[Opening Supplied data section]

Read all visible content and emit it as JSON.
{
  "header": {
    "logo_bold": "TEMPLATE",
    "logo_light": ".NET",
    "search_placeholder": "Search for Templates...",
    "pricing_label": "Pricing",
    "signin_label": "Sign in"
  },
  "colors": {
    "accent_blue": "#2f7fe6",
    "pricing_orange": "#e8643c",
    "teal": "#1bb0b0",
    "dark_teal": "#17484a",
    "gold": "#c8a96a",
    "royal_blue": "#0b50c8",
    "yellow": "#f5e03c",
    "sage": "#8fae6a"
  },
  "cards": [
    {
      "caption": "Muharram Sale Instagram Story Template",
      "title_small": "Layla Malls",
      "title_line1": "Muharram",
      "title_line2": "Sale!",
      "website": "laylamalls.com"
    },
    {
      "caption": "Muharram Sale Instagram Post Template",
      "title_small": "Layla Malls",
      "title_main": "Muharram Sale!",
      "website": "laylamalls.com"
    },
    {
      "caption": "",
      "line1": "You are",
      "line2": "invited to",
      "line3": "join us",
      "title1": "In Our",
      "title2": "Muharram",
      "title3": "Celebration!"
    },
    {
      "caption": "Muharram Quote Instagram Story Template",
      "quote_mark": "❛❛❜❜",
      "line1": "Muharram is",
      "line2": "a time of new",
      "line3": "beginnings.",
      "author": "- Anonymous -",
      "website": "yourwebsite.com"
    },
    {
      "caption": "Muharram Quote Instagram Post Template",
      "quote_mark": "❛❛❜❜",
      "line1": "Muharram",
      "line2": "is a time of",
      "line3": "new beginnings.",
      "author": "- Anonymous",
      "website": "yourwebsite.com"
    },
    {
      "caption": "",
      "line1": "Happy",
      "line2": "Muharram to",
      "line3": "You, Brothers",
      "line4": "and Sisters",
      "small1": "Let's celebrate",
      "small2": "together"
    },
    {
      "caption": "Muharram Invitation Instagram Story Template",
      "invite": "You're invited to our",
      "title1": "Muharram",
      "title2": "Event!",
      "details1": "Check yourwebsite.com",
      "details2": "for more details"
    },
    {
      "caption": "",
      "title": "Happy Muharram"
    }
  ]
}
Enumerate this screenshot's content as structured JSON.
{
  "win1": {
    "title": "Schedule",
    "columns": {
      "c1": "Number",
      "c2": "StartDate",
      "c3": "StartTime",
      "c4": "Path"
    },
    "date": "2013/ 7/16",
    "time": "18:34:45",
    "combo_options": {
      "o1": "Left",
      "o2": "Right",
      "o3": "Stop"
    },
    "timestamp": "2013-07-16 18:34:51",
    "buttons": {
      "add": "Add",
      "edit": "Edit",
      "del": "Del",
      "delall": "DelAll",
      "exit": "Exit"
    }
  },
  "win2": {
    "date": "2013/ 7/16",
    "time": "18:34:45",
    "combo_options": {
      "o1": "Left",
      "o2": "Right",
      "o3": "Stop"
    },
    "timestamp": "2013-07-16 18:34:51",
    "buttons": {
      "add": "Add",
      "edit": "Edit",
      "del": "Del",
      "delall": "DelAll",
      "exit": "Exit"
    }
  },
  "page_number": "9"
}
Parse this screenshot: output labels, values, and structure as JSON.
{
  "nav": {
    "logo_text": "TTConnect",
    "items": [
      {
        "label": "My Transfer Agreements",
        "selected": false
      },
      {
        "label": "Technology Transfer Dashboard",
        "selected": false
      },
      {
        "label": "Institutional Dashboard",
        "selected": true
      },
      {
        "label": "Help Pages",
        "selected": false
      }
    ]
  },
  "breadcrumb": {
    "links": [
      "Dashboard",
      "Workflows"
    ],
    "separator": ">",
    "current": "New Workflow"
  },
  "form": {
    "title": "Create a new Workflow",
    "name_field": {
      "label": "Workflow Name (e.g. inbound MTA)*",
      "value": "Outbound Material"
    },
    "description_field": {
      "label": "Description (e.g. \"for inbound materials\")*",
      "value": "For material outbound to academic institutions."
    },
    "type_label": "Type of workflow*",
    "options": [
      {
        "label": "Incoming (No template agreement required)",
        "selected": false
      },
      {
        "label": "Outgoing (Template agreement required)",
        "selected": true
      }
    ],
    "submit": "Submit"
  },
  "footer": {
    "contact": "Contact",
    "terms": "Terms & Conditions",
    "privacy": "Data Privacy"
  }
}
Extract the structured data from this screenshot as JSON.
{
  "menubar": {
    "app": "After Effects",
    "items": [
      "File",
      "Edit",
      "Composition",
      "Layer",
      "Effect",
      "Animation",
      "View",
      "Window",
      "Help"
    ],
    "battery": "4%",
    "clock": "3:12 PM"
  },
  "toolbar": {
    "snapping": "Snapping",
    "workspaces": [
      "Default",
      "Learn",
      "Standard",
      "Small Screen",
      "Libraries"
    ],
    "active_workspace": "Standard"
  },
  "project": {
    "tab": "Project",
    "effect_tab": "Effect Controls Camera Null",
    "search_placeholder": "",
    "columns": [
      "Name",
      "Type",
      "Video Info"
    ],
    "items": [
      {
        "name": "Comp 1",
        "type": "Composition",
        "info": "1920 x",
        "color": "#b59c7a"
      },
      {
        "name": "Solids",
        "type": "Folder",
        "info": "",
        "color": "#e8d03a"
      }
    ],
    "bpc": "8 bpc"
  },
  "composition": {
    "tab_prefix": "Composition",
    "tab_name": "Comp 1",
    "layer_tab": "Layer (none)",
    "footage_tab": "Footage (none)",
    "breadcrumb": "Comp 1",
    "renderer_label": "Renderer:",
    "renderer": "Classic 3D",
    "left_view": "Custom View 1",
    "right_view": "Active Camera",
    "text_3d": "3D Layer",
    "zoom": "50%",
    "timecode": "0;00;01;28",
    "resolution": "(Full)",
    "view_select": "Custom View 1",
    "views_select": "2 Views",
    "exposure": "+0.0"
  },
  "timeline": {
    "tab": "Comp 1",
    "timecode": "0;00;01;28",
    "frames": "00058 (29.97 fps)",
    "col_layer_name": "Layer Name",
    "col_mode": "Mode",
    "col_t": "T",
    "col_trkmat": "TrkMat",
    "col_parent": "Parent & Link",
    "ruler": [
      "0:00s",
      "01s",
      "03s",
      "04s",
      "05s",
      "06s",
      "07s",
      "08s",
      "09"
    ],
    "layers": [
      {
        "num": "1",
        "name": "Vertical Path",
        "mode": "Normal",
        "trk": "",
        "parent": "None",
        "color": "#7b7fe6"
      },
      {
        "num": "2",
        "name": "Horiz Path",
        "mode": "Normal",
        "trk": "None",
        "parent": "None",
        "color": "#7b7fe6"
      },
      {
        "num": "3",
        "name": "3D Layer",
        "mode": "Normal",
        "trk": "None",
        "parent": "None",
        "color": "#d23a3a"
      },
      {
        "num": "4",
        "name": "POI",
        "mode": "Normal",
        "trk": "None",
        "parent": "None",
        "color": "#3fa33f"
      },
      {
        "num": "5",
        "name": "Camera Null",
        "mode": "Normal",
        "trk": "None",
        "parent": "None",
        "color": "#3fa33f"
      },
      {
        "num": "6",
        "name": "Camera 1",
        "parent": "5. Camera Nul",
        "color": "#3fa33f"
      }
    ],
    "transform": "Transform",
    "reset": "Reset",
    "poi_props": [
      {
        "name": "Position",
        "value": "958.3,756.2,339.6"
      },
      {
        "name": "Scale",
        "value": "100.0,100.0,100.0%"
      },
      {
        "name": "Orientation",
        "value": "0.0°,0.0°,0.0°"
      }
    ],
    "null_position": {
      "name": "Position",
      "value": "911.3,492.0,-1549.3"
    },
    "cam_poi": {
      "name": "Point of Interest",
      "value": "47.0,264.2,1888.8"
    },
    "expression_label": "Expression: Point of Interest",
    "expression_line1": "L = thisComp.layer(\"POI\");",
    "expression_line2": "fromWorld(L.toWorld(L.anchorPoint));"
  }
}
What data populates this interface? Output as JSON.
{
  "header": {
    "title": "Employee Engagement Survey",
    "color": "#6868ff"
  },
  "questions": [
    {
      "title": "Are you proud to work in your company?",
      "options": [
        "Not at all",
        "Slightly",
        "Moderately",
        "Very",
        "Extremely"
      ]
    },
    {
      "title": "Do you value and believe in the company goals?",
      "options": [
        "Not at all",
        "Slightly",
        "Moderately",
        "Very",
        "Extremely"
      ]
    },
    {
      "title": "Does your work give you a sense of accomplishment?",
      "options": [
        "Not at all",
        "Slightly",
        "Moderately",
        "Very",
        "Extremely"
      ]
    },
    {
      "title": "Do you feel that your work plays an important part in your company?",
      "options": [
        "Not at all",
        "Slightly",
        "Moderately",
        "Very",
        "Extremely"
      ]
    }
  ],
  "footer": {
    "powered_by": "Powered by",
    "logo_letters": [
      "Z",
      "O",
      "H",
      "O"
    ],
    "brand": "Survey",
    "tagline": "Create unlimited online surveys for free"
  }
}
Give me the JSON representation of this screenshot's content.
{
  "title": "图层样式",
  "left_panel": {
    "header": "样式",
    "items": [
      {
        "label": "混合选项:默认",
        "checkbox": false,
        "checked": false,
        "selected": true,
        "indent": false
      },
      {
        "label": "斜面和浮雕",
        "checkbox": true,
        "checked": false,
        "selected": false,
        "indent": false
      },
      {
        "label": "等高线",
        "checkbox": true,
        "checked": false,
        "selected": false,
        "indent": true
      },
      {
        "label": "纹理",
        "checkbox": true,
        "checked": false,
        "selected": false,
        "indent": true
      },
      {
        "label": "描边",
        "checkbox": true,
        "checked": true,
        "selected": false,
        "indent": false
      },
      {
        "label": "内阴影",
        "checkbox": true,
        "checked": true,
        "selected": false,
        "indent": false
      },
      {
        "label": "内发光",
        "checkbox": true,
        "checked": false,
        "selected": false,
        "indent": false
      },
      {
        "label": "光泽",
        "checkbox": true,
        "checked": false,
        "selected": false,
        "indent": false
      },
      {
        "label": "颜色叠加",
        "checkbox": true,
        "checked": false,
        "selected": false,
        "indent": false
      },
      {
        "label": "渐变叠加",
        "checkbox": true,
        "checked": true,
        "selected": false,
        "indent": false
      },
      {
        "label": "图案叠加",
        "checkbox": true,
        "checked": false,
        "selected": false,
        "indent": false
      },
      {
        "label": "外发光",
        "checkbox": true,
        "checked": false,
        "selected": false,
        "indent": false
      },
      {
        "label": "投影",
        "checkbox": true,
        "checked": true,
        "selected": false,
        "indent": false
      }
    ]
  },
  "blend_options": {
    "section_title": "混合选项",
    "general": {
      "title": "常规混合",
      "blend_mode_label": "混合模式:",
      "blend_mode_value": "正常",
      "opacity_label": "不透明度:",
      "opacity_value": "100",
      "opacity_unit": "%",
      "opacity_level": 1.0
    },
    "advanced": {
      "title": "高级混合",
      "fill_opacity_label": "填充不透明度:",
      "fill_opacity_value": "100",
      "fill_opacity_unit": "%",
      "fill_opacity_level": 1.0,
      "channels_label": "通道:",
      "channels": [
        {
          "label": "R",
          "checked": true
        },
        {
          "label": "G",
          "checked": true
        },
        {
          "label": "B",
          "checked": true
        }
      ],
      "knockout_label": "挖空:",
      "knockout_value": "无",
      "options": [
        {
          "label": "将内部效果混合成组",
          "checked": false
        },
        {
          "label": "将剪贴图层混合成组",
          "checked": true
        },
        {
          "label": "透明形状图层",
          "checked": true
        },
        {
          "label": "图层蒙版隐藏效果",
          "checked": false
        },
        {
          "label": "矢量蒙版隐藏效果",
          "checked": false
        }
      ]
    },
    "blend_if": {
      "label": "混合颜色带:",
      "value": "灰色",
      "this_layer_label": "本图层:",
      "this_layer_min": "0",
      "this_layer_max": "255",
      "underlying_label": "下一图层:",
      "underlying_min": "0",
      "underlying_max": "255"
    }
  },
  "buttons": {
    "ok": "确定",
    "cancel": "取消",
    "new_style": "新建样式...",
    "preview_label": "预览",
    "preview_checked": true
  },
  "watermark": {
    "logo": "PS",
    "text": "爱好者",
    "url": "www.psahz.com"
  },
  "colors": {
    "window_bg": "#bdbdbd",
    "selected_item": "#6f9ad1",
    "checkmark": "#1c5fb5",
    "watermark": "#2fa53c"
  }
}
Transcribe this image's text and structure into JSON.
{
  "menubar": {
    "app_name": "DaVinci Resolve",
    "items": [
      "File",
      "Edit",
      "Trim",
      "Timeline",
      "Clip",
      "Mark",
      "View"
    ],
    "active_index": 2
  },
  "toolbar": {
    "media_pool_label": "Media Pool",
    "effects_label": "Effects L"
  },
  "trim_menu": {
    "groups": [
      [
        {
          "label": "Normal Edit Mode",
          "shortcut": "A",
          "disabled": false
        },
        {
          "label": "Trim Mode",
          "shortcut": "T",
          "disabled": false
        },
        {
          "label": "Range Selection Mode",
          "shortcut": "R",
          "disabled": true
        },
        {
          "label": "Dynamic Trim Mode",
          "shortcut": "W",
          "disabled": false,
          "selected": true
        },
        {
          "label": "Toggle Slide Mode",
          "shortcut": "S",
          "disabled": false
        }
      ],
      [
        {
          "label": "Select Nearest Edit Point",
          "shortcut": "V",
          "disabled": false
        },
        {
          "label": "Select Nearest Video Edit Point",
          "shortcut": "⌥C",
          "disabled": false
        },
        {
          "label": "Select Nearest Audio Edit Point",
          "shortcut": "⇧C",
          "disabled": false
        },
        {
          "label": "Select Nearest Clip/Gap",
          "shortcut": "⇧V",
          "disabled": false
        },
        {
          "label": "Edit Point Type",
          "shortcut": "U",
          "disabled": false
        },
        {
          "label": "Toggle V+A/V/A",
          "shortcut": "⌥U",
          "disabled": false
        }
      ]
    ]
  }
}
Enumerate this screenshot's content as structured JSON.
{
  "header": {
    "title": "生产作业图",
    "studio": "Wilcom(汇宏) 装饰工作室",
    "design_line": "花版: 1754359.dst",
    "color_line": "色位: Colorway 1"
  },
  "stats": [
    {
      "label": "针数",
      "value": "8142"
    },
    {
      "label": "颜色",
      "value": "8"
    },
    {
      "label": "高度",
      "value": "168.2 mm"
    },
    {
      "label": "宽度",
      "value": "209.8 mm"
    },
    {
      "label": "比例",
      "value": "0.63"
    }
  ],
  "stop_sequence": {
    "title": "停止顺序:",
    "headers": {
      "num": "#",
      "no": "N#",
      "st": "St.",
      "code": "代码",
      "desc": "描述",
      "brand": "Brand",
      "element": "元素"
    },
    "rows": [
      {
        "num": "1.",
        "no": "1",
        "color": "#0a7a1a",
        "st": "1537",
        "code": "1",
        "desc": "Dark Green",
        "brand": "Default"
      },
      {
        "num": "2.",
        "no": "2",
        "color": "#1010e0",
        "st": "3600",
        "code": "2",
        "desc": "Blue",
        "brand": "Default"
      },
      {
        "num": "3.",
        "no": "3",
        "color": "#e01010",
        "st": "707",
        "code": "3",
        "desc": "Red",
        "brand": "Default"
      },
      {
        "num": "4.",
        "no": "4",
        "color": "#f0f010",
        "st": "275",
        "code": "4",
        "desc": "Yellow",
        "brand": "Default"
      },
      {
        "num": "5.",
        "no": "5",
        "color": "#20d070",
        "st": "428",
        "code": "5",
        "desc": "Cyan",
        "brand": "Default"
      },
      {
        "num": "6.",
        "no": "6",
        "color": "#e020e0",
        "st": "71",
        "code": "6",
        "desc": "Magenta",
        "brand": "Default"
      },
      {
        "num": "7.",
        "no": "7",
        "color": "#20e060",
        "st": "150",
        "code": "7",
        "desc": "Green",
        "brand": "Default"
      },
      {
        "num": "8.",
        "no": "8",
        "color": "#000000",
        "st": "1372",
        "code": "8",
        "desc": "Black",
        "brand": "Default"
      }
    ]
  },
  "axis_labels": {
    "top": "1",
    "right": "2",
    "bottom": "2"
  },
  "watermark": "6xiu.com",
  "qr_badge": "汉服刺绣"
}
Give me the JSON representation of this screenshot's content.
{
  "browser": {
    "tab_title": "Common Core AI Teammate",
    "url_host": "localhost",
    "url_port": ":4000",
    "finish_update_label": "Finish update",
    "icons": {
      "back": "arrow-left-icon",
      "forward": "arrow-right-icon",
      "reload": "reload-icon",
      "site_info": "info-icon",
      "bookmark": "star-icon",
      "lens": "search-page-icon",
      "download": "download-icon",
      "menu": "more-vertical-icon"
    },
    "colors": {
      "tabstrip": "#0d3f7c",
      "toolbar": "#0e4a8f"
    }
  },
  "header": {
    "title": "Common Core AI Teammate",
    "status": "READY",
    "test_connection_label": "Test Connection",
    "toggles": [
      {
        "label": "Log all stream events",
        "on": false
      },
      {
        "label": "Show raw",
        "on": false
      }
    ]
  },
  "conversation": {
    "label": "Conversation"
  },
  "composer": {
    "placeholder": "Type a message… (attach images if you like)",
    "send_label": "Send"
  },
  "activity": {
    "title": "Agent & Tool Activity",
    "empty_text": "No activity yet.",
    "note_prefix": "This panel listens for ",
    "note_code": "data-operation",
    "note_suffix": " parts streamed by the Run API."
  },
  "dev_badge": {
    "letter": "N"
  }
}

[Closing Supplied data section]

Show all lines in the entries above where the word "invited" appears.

** Answer to this exercise **
      "line2": "invited to",
      "invite": "You're invited to our",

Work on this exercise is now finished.